App and web page records:

▬▬▬▬▬▬

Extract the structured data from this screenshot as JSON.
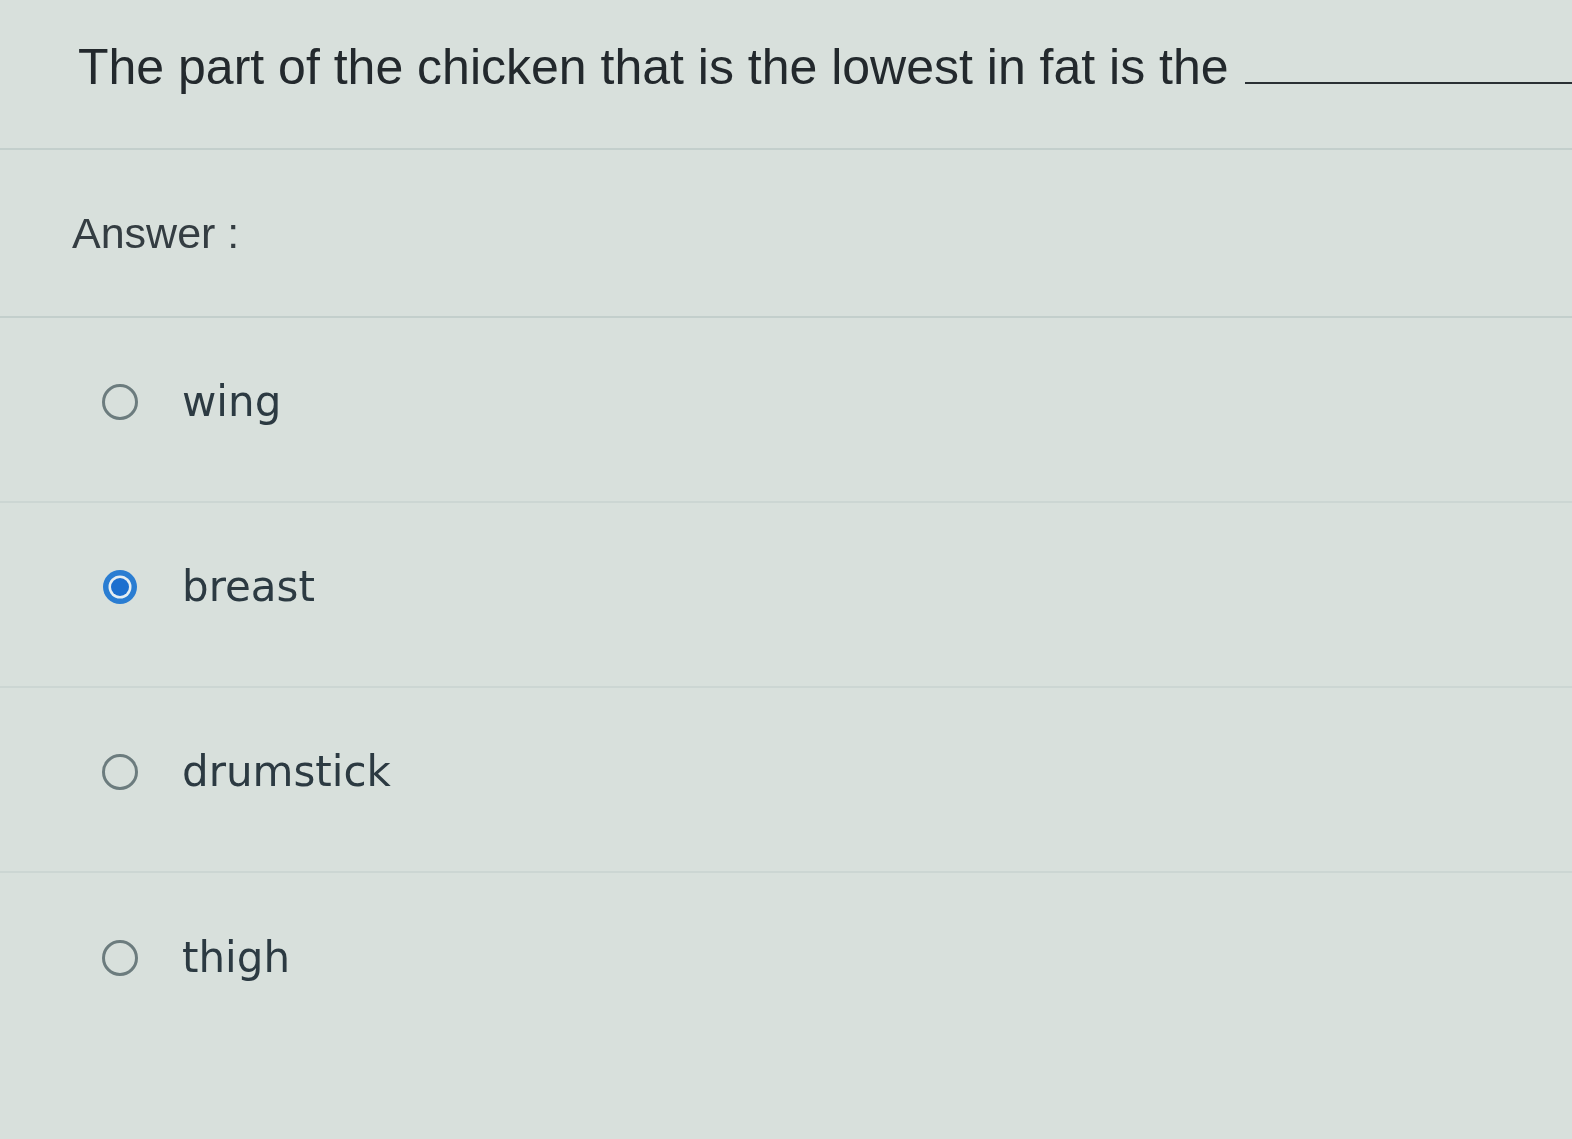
{
  "question": {
    "text": "The part of the chicken that is the lowest in fat is the"
  },
  "answer_label": "Answer :",
  "options": [
    {
      "label": "wing",
      "selected": false
    },
    {
      "label": "breast",
      "selected": true
    },
    {
      "label": "drumstick",
      "selected": false
    },
    {
      "label": "thigh",
      "selected": false
    }
  ]
}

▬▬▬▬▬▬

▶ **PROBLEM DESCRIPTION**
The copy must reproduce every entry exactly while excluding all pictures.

▶ **OUTPUT BELOW**
Extract the structured data from this screenshot as JSON.
{
  "question": {
    "text": "The part of the chicken that is the lowest in fat is the"
  },
  "answer_label": "Answer :",
  "options": [
    {
      "label": "wing",
      "selected": false
    },
    {
      "label": "breast",
      "selected": true
    },
    {
      "label": "drumstick",
      "selected": false
    },
    {
      "label": "thigh",
      "selected": false
    }
  ]
}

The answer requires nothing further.